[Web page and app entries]

* * * * * * * * *

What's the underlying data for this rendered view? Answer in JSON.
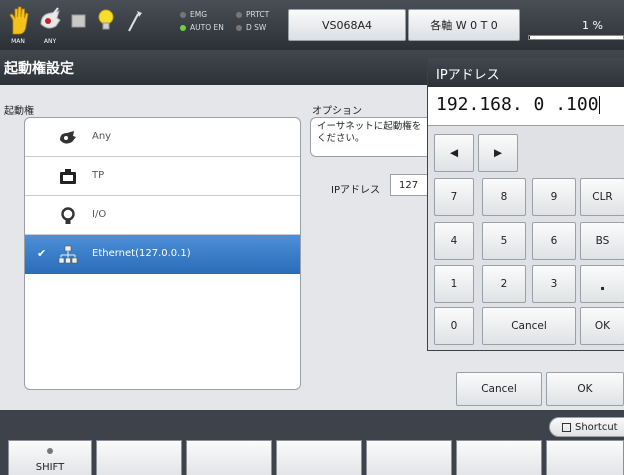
{
  "toolbar": {
    "mode_labels": {
      "man": "MAN",
      "any": "ANY"
    },
    "status": {
      "emg": "EMG",
      "prtct": "PRTCT",
      "auto_en": "AUTO EN",
      "dsw": "D SW"
    },
    "robot_name": "VS068A4",
    "axis_label": "各軸 W 0 T 0",
    "speed_label": "1 %",
    "speed_level_percent": 1
  },
  "window_title": "起動権設定",
  "left": {
    "header": "起動権",
    "items": [
      {
        "label": "Any",
        "icon": "teach-pendant-any-icon",
        "selected": false
      },
      {
        "label": "TP",
        "icon": "teach-pendant-icon",
        "selected": false
      },
      {
        "label": "I/O",
        "icon": "io-bulb-icon",
        "selected": false
      },
      {
        "label": "Ethernet(127.0.0.1)",
        "icon": "network-icon",
        "selected": true
      }
    ]
  },
  "options": {
    "header": "オプション",
    "line1": "イーサネットに起動権を",
    "line2": "ください。",
    "ip_label": "IPアドレス",
    "ip_first_octet": "127"
  },
  "keypad": {
    "title": "IPアドレス",
    "value": "192.168. 0 .100",
    "keys": {
      "left": "◀",
      "right": "▶",
      "n7": "7",
      "n8": "8",
      "n9": "9",
      "clr": "CLR",
      "n4": "4",
      "n5": "5",
      "n6": "6",
      "bs": "BS",
      "n1": "1",
      "n2": "2",
      "n3": "3",
      "dot": ".",
      "n0": "0",
      "cancel": "Cancel",
      "ok": "OK"
    }
  },
  "dialog": {
    "cancel": "Cancel",
    "ok": "OK"
  },
  "shortcut_label": "Shortcut",
  "fkeys": {
    "shift": "SHIFT"
  },
  "colors": {
    "selection": "#2a6cb8",
    "status_on": "#6ed23a",
    "status_off": "#777777",
    "header_bg": "#2e3238"
  }
}
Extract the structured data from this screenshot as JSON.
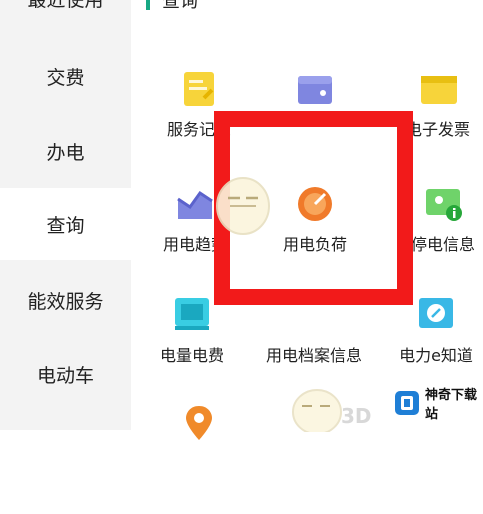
{
  "sidebar": {
    "items": [
      {
        "label": "最近使用"
      },
      {
        "label": "交费"
      },
      {
        "label": "办电"
      },
      {
        "label": "查询"
      },
      {
        "label": "能效服务"
      },
      {
        "label": "电动车"
      }
    ],
    "active_index": 3
  },
  "section": {
    "title": "查询"
  },
  "grid": {
    "items": [
      {
        "label": "服务记录",
        "icon": "document-icon"
      },
      {
        "label": "",
        "icon": "wallet-icon"
      },
      {
        "label": "电子发票",
        "icon": "invoice-icon"
      },
      {
        "label": "用电趋势",
        "icon": "trend-icon"
      },
      {
        "label": "用电负荷",
        "icon": "gauge-icon"
      },
      {
        "label": "停电信息",
        "icon": "power-outage-icon"
      },
      {
        "label": "电量电费",
        "icon": "bill-icon"
      },
      {
        "label": "用电档案信息",
        "icon": "archive-icon"
      },
      {
        "label": "电力e知道",
        "icon": "knowledge-icon"
      },
      {
        "label": "",
        "icon": "location-icon"
      },
      {
        "label": "",
        "icon": "more-icon"
      }
    ]
  },
  "colors": {
    "accent": "#17a884",
    "highlight_box": "#f21a1a",
    "sidebar_bg": "#f3f3f3"
  },
  "watermark": {
    "text": "神奇下载站",
    "badge": "3D"
  }
}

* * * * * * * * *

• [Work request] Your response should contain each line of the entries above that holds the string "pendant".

• [Written solution]
        "icon": "teach-pendant-any-icon",
        "icon": "teach-pendant-icon",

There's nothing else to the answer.